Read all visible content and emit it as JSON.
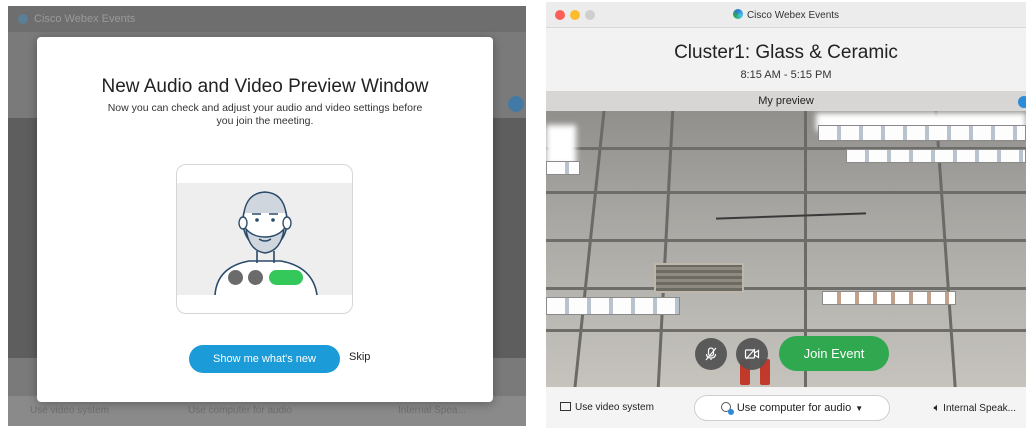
{
  "left": {
    "background_title": "Cisco Webex Events",
    "background_bottom_items": [
      "Use video system",
      "Use computer for audio",
      "Internal Spea..."
    ],
    "modal": {
      "title": "New Audio and Video Preview Window",
      "description": "Now you can check and adjust your audio and video settings before you join the meeting.",
      "primary_button": "Show me what's new",
      "secondary_button": "Skip"
    }
  },
  "right": {
    "app_title": "Cisco Webex Events",
    "event_title": "Cluster1: Glass & Ceramic",
    "event_time": "8:15 AM - 5:15 PM",
    "preview_label": "My preview",
    "join_button": "Join Event",
    "bottom": {
      "video_system": "Use video system",
      "audio_option": "Use computer for audio",
      "speaker": "Internal Speak..."
    }
  },
  "colors": {
    "primary_blue": "#1b9bd8",
    "join_green": "#2fa84f",
    "mac_red": "#fc5f57",
    "mac_yellow": "#fdbb2e"
  },
  "icons": [
    "webex-logo-icon",
    "mute-mic-icon",
    "camera-off-icon",
    "video-system-icon",
    "computer-audio-icon",
    "speaker-icon",
    "dropdown-caret-icon"
  ]
}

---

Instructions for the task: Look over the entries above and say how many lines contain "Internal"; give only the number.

Result below: 2